Between March 2008 and 2010, the final of the Leinster Schools Senior Cup was played in the RDS due to the redevelopment of Lansdowne Road, its traditional venue.
The RDS hosted the autumn rugby international between Ireland and Fiji on 21 November 2009. Ireland were convincing winners on the day.
Boyzone played at the arena in 1999 and once again in their reunion in 2008.
Bruce Springsteen has played there on six tours since 1988, during "The Rising Tour" in 2003, during the "Magic Tour" in May 2008 and during the "Working on a Dream Tour" in July 2009. He will once again return to the RDS Arena on 17 & 18 July 2012 for what will be his tenth and eleventh concerts at the venue. His three sold out shows there in 2008 were seen by a total of 110,000 fans.

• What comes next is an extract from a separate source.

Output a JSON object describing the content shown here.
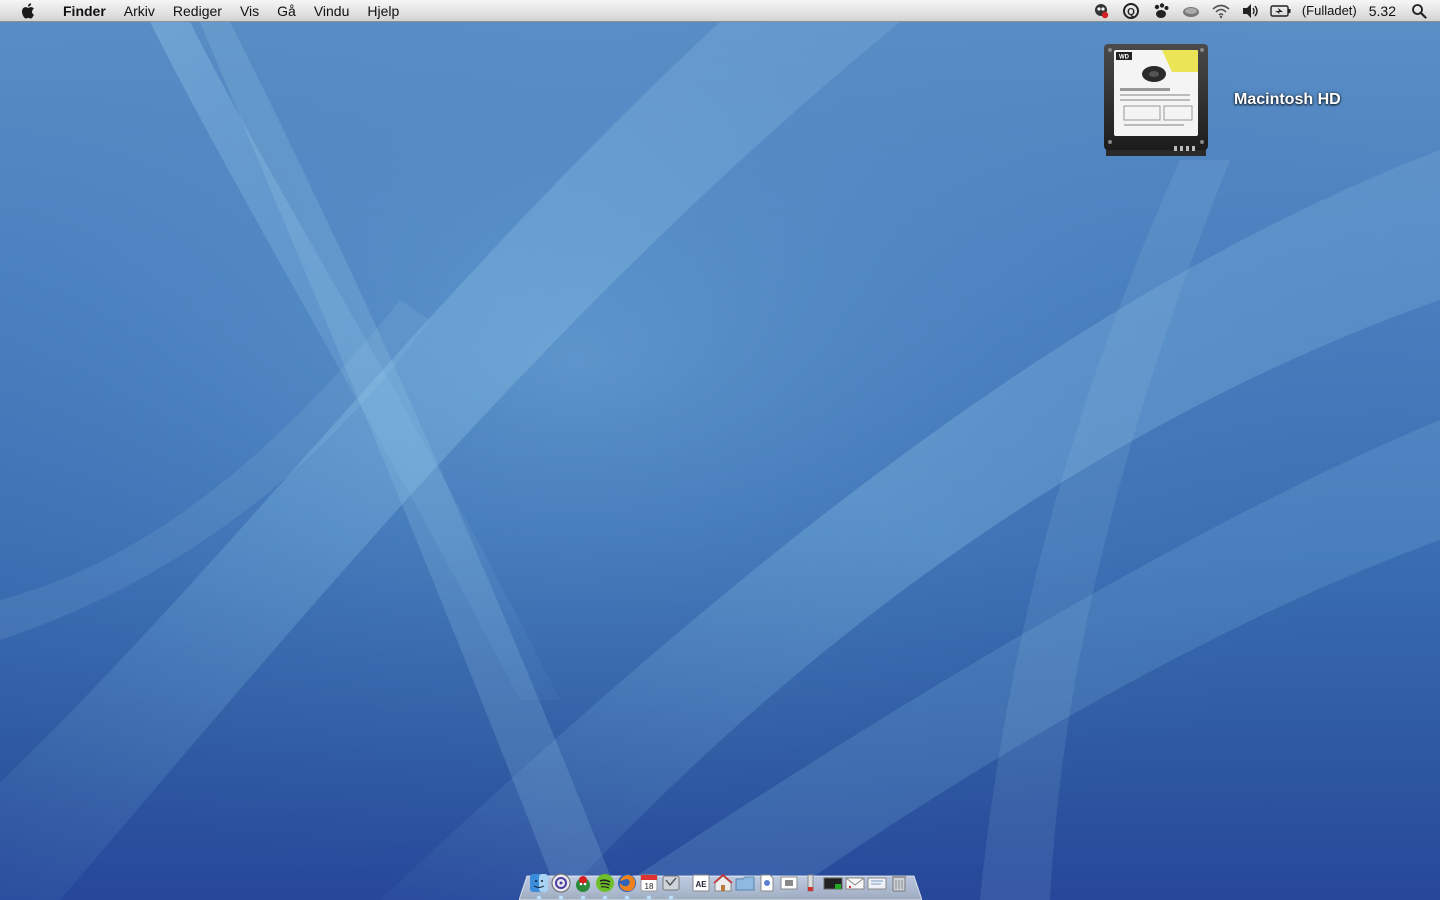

Bon Jovi have played the venue many times. They played over two nights in June 2011 to over 80,000 people.
Radiohead played to 38,000 people, on 20 June 1997, which was their highest attended performance at the time.
Paul McCartney played there on his "Up and Coming Tour" on 12 June 2010 and was host to him, due to a fireworks display that couldn't be done in an indoor arena, such as the O2 Arena, which hosted his "Good Evening Europe Tour" on 22 December 2009.
U2 played here on 27 and 28 August 1993 as conclusion to the Zooropa tour, the European stadium leg of the ZooTV tour which supported the album Achtung Baby. The second show was broadcast internationally on the radio, being 15–20 minutes delayed, reportedly due to the band's generosity to the playing time of their opening bands (Scary Eire and Stereo MC's). During the opening number Zoo Station on this night, Bono altered a lyric to say "Hey child, it's alright, sleeping in my own bed tonight".
Simple Minds played the RDS on their Street Fighting Years tour, 19 August 1989.
The Arena was the principal venue for the 50th International Catholic Eucharistic Congress held 10-17 June 2012. Eucharistic Congresses are held generally every four years in various places around the world to promote an awareness of the central place of the Eucharist in the life and mission of the Catholic Church, to help improve the understanding and celebration of the liturgy and to draw attention to the social dimension of the Eucharist. Expected attendance was 10,000-20,000 persons each day, with up to 80,000 at the closing Mass in Croke Park on 17 June.  A Congress was last held in Ireland in 1932.
|Wikimedia Commons has media related to RDS Arena.|
- "A Brief History of Shamrock Rovers". Goggins, Robert. Retrieved 25 May 2010.
- StPatsFC.com – Match Report
- "Ireland to face Paraguay and Algeria". Football Association of Ireland. 14 February 2010. Retrieved 25 May 2010.
- Watterson, Johnny (16 May 2009). "RDS to host Fiji for debut on international rugby stage". The Irish Times. Retrieved 2009-05-16.
- "Bruce Springsteen rocks the RDS…". Hot Press. 2008-05-23. Retrieved 2008-05-23.
- "Bruce Springsteen Working On A Dream Tour Dates 2009". Pop Crunch magazine website. 2009-01-27. Retrieved 2009-01-30.
- "Venues". IEC2010 Website. Retrieved 2012-06-16.
- "What is a Eucharistic Congress". IEC2010 Website. Retrieved 2012-06-16.
- "Momentous Occasion". IEC2010 Website. Retrieved 2012-06-16.
- O'Connell, Edel (11 June 2012). "Attendance". Independent.ie Website. Retrieved 2012-06-16.
- "Attendance". Herald.ie Website. Retrieved 2012-06-16.
- "Eucharistic Congress 1932". Wikipedia. Retrieved 2012-06-16.